Dataset rows describing interfaces
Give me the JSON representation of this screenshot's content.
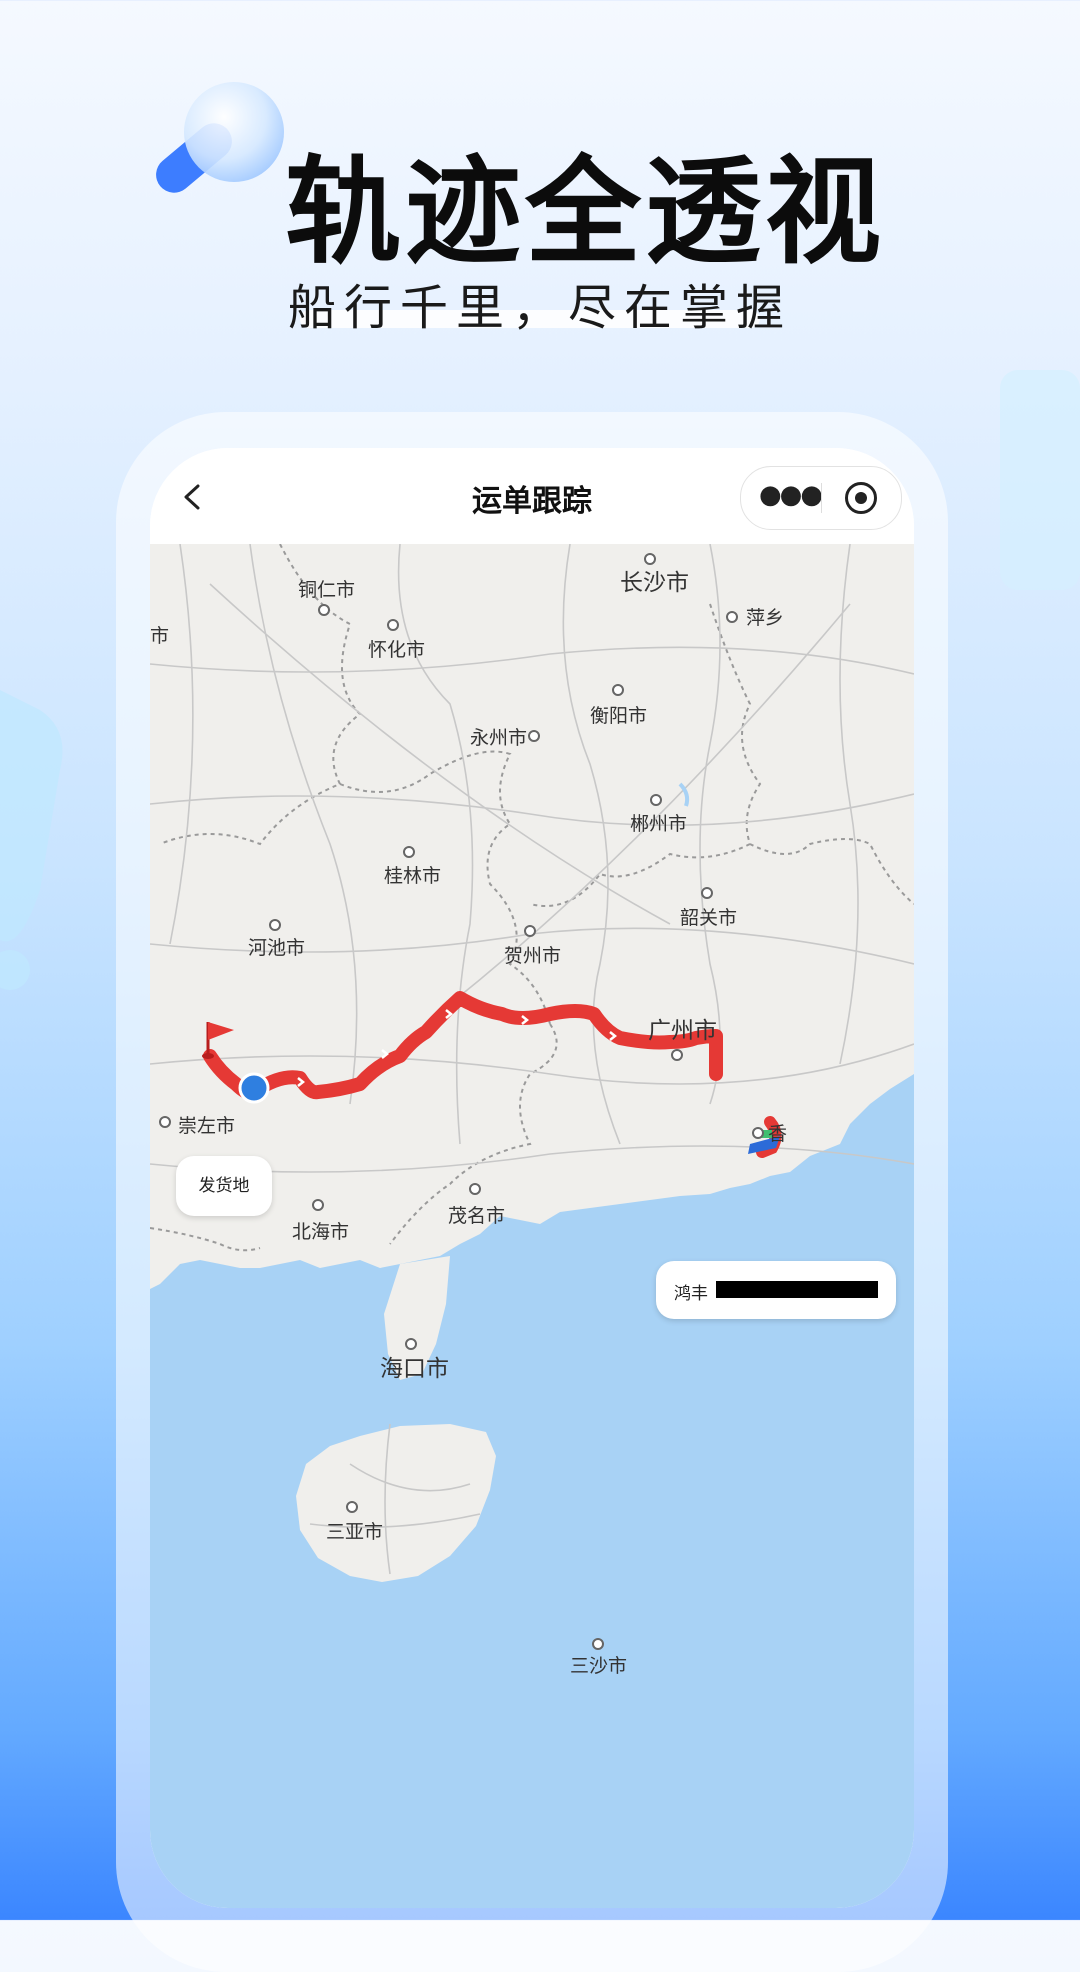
{
  "hero": {
    "title": "轨迹全透视",
    "subtitle": "船行千里，尽在掌握"
  },
  "nav": {
    "back_icon": "chevron-left-icon",
    "title": "运单跟踪",
    "more_icon": "more-dots-icon",
    "close_icon": "target-icon"
  },
  "map": {
    "cities": [
      {
        "name": "铜仁市"
      },
      {
        "name": "长沙市"
      },
      {
        "name": "萍乡"
      },
      {
        "name": "怀化市"
      },
      {
        "name": "市"
      },
      {
        "name": "衡阳市"
      },
      {
        "name": "永州市"
      },
      {
        "name": "郴州市"
      },
      {
        "name": "桂林市"
      },
      {
        "name": "韶关市"
      },
      {
        "name": "河池市"
      },
      {
        "name": "贺州市"
      },
      {
        "name": "广州市"
      },
      {
        "name": "崇左市"
      },
      {
        "name": "香"
      },
      {
        "name": "北海市"
      },
      {
        "name": "茂名市"
      },
      {
        "name": "海口市"
      },
      {
        "name": "三亚市"
      },
      {
        "name": "三沙市"
      }
    ],
    "origin_bubble": "发货地",
    "dest_bubble_prefix": "鸿丰",
    "colors": {
      "route": "#e53935",
      "land": "#f0efec",
      "sea": "#a8d2f5",
      "current_position": "#2f7fe0"
    }
  }
}
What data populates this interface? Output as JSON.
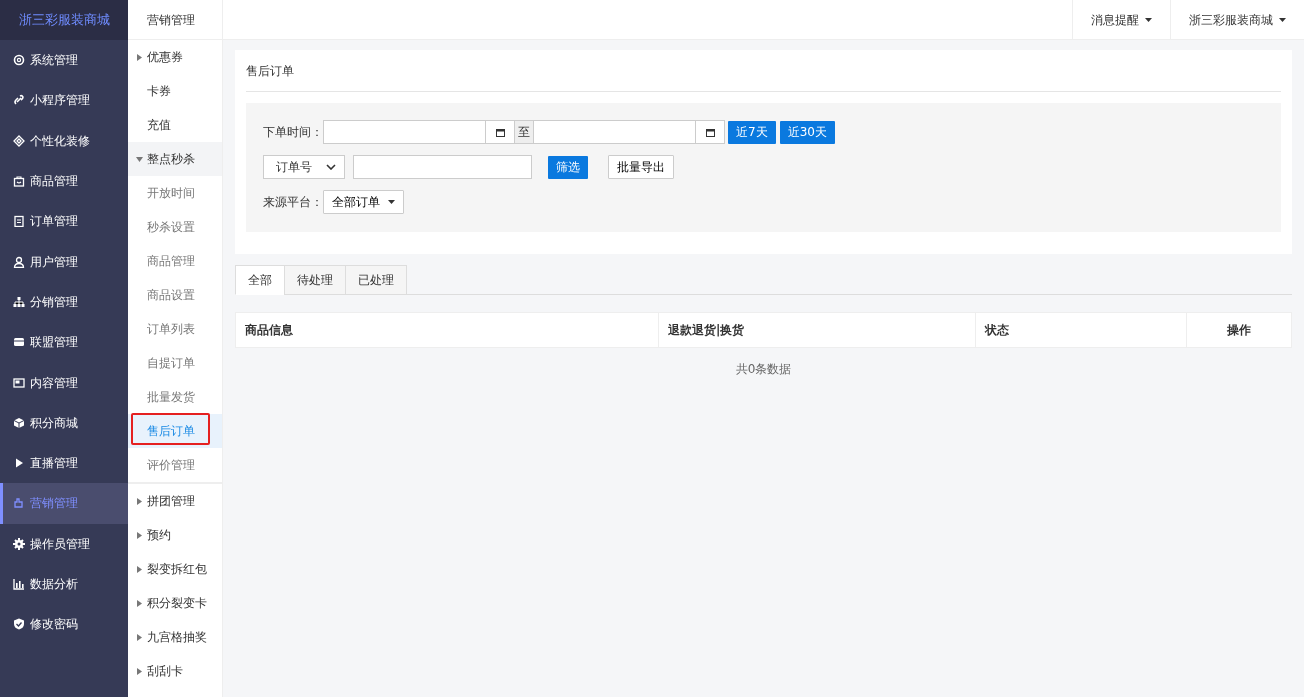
{
  "brand": "浙三彩服装商城",
  "nav": [
    {
      "label": "系统管理",
      "selected": false
    },
    {
      "label": "小程序管理",
      "selected": false
    },
    {
      "label": "个性化装修",
      "selected": false
    },
    {
      "label": "商品管理",
      "selected": false
    },
    {
      "label": "订单管理",
      "selected": false
    },
    {
      "label": "用户管理",
      "selected": false
    },
    {
      "label": "分销管理",
      "selected": false
    },
    {
      "label": "联盟管理",
      "selected": false
    },
    {
      "label": "内容管理",
      "selected": false
    },
    {
      "label": "积分商城",
      "selected": false
    },
    {
      "label": "直播管理",
      "selected": false
    },
    {
      "label": "营销管理",
      "selected": true
    },
    {
      "label": "操作员管理",
      "selected": false
    },
    {
      "label": "数据分析",
      "selected": false
    },
    {
      "label": "修改密码",
      "selected": false
    }
  ],
  "submenu_title": "营销管理",
  "submenu": [
    {
      "kind": "group",
      "label": "优惠券",
      "expanded": false
    },
    {
      "kind": "leaf",
      "label": "卡券",
      "selected": false,
      "annotated": false
    },
    {
      "kind": "leaf",
      "label": "充值",
      "selected": false,
      "annotated": false
    },
    {
      "kind": "group",
      "label": "整点秒杀",
      "expanded": true,
      "children": [
        {
          "label": "开放时间",
          "selected": false,
          "annotated": false
        },
        {
          "label": "秒杀设置",
          "selected": false,
          "annotated": false
        },
        {
          "label": "商品管理",
          "selected": false,
          "annotated": false
        },
        {
          "label": "商品设置",
          "selected": false,
          "annotated": false
        },
        {
          "label": "订单列表",
          "selected": false,
          "annotated": false
        },
        {
          "label": "自提订单",
          "selected": false,
          "annotated": false
        },
        {
          "label": "批量发货",
          "selected": false,
          "annotated": false
        },
        {
          "label": "售后订单",
          "selected": true,
          "annotated": true
        },
        {
          "label": "评价管理",
          "selected": false,
          "annotated": false
        }
      ]
    },
    {
      "kind": "group",
      "label": "拼团管理",
      "expanded": false
    },
    {
      "kind": "group",
      "label": "预约",
      "expanded": false
    },
    {
      "kind": "group",
      "label": "裂变拆红包",
      "expanded": false
    },
    {
      "kind": "group",
      "label": "积分裂变卡",
      "expanded": false
    },
    {
      "kind": "group",
      "label": "九宫格抽奖",
      "expanded": false
    },
    {
      "kind": "group",
      "label": "刮刮卡",
      "expanded": false
    }
  ],
  "topbar": [
    {
      "label": "消息提醒"
    },
    {
      "label": "浙三彩服装商城"
    }
  ],
  "page_title": "售后订单",
  "filters": {
    "date_label": "下单时间：",
    "date_separator": "至",
    "quick_buttons": [
      "近7天",
      "近30天"
    ],
    "search_type": "订单号",
    "filter_button": "筛选",
    "export_button": "批量导出",
    "source_label": "来源平台：",
    "source_value": "全部订单"
  },
  "tabs": [
    {
      "label": "全部",
      "selected": true
    },
    {
      "label": "待处理",
      "selected": false
    },
    {
      "label": "已处理",
      "selected": false
    }
  ],
  "table": {
    "columns": [
      "商品信息",
      "退款退货|换货",
      "状态",
      "操作"
    ],
    "empty_text": "共0条数据"
  }
}
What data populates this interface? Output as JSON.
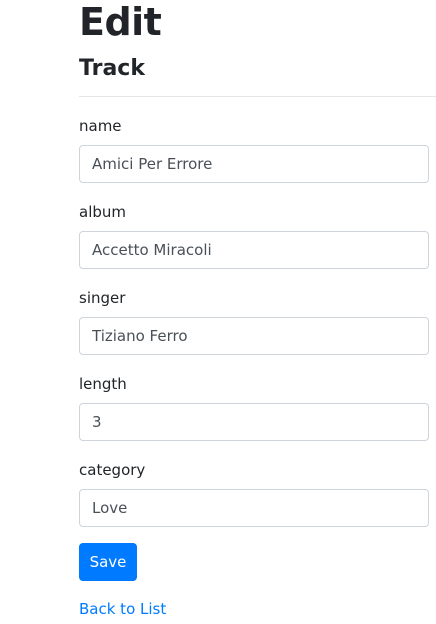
{
  "page": {
    "title": "Edit",
    "subtitle": "Track"
  },
  "form": {
    "fields": [
      {
        "label": "name",
        "value": "Amici Per Errore"
      },
      {
        "label": "album",
        "value": "Accetto Miracoli"
      },
      {
        "label": "singer",
        "value": "Tiziano Ferro"
      },
      {
        "label": "length",
        "value": "3"
      },
      {
        "label": "category",
        "value": "Love"
      }
    ],
    "save_label": "Save"
  },
  "links": {
    "back_label": "Back to List"
  },
  "colors": {
    "primary": "#007bff",
    "border": "#ced4da",
    "text": "#212529"
  }
}
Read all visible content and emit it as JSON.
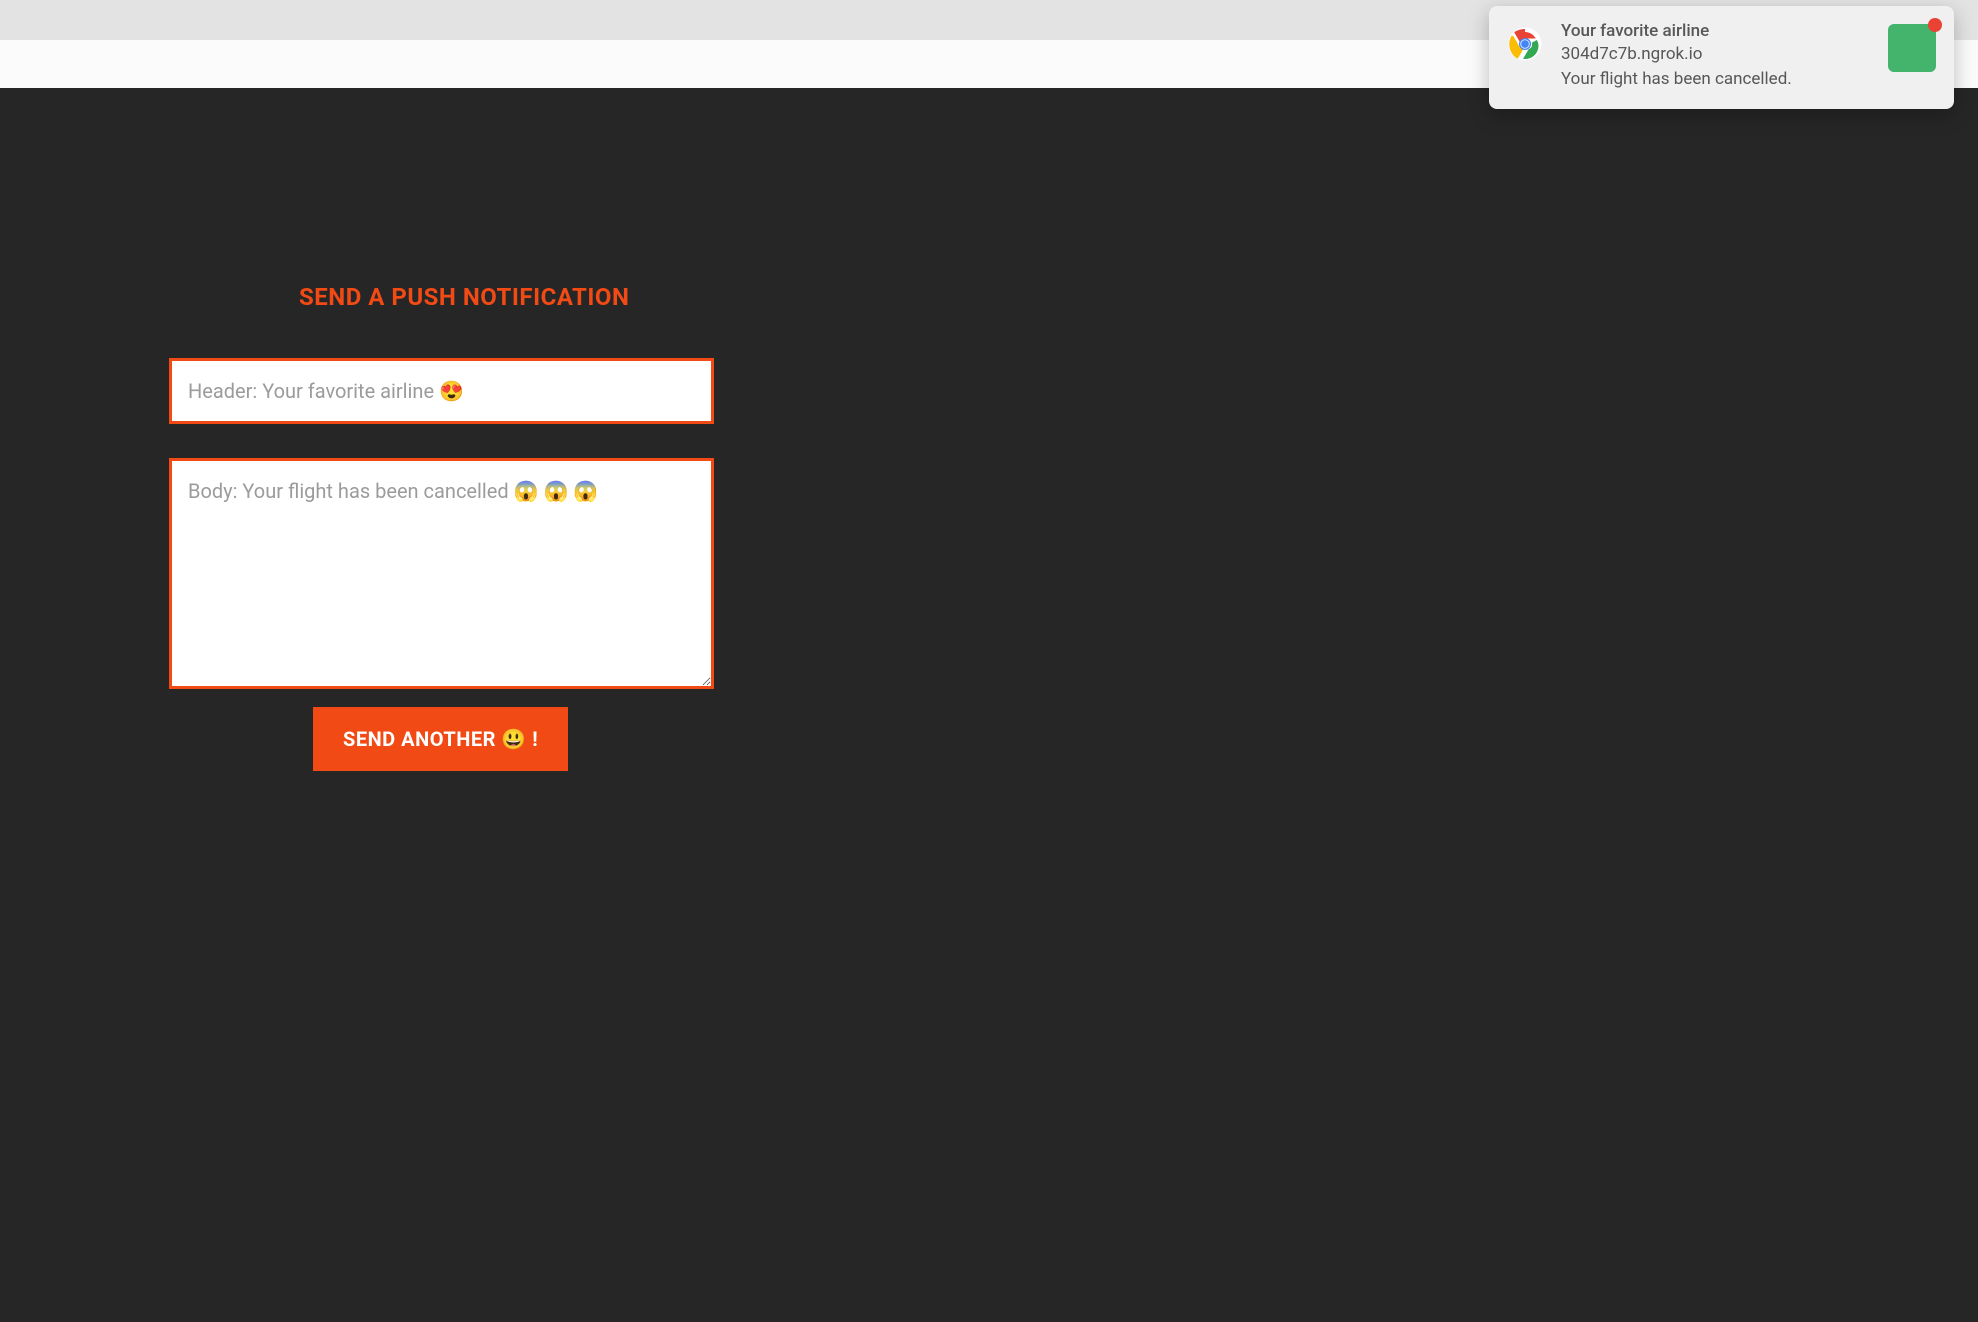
{
  "notification": {
    "title": "Your favorite airline",
    "origin": "304d7c7b.ngrok.io",
    "body": "Your flight has been cancelled."
  },
  "form": {
    "heading": "SEND A PUSH NOTIFICATION",
    "header_placeholder": "Header: Your favorite airline 😍",
    "body_placeholder": "Body: Your flight has been cancelled 😱 😱 😱",
    "button_label": "SEND ANOTHER 😃 !"
  }
}
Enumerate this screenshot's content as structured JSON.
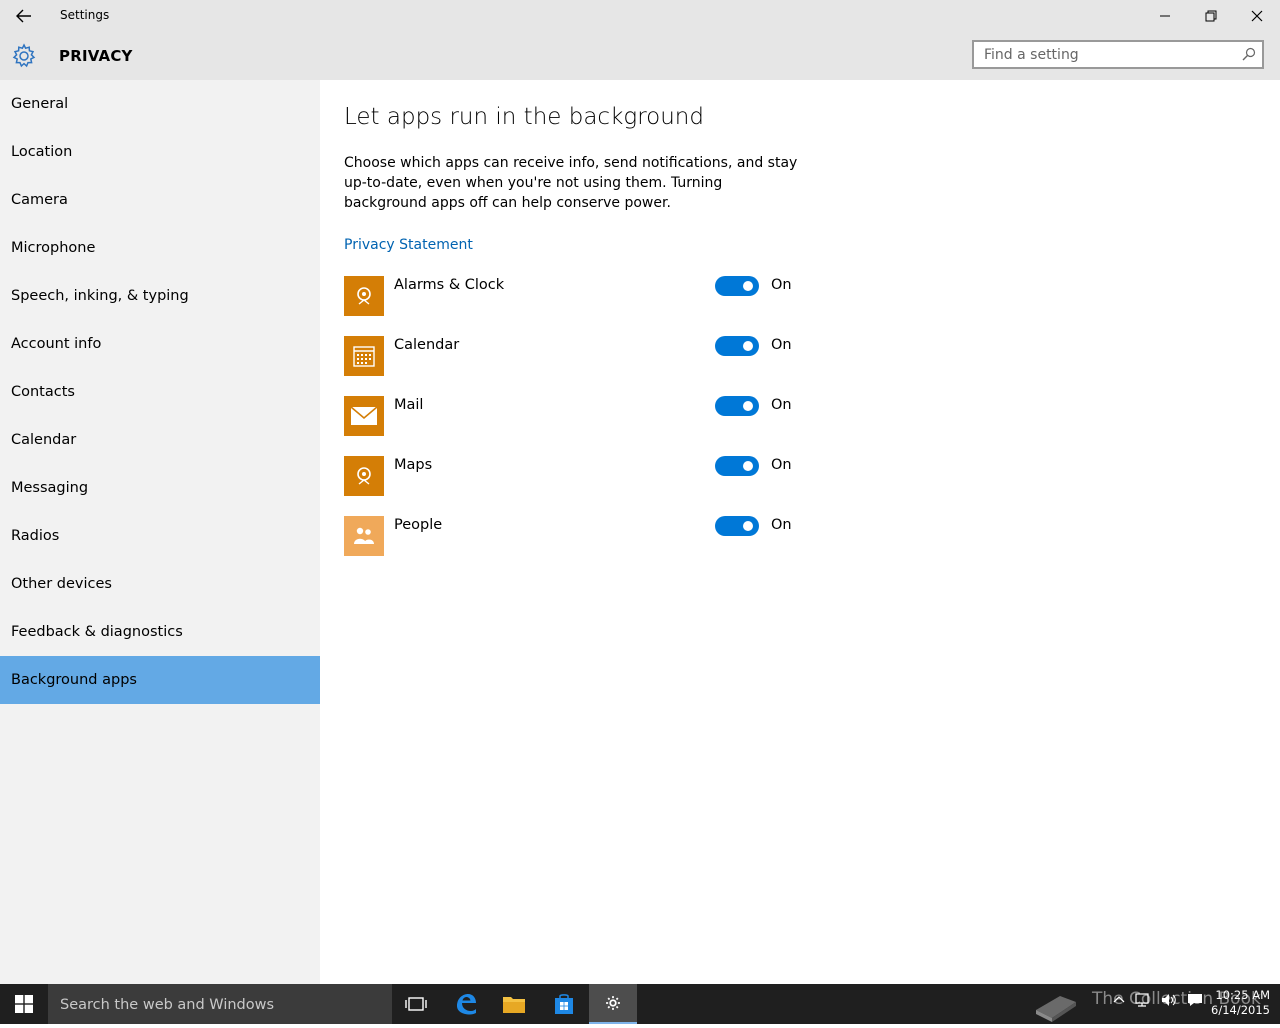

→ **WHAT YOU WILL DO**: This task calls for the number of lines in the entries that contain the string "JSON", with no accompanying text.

→ **EXERCISE ANSWER**: 5